Filter these entries down to lines holding "information".

─── MATERIAL SUPPLIED

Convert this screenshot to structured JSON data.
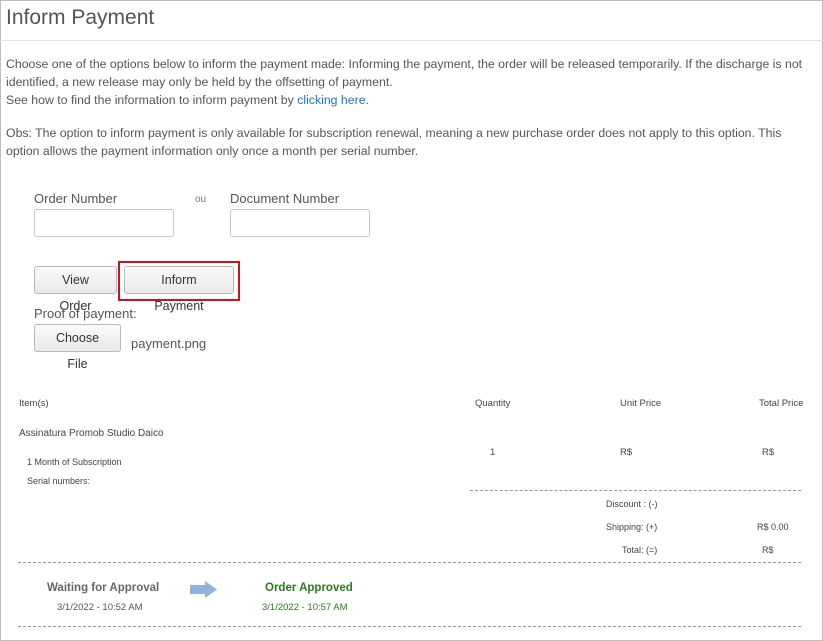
{
  "page": {
    "title": "Inform Payment",
    "instructions": "Choose one of the options below to inform the payment made: Informing the payment, the order will be released temporarily. If the discharge is not identified, a new release may only be held by the offsetting of payment.",
    "help_prefix": "See how to find the information to inform payment by ",
    "help_link": "clicking here",
    "help_suffix": ".",
    "obs": "Obs: The option to inform payment is only available for subscription renewal, meaning a new purchase order does not apply to this option. This option allows the payment information only once a month per serial number."
  },
  "form": {
    "order_number_label": "Order Number",
    "ou_label": "ou",
    "document_number_label": "Document Number",
    "order_number_value": "",
    "document_number_value": "",
    "view_order_button": "View Order",
    "inform_payment_button": "Inform Payment",
    "proof_label": "Proof of payment:",
    "choose_file_button": "Choose File",
    "file_name": "payment.png"
  },
  "order_table": {
    "headers": {
      "items": "Item(s)",
      "quantity": "Quantity",
      "unit_price": "Unit Price",
      "total_price": "Total Price"
    },
    "product_name": "Assinatura Promob Studio Daico",
    "product_detail": "1 Month of Subscription",
    "serial_label": "Serial numbers:",
    "quantity": "1",
    "unit_price": "R$",
    "total_price": "R$",
    "discount_label": "Discount : (-)",
    "shipping_label": "Shipping: (+)",
    "shipping_value": "R$ 0.00",
    "total_label": "Total: (=)",
    "total_value": "R$"
  },
  "status": {
    "step1_label": "Waiting for Approval",
    "step1_date": "3/1/2022 - 10:52 AM",
    "step2_label": "Order Approved",
    "step2_date": "3/1/2022 - 10:57 AM",
    "arrow_icon": "arrow-right-icon",
    "colors": {
      "approved": "#2a7a1a",
      "arrow": "#8fb3d9",
      "highlight": "#d0101a",
      "link": "#1a73c8"
    }
  }
}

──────

SOLUTION:
    "help_prefix": "See how to find the information to inform payment by ",
    "obs": "Obs: The option to inform payment is only available for subscription renewal, meaning a new purchase order does not apply to this option. This option allows the payment information only once a month per serial number."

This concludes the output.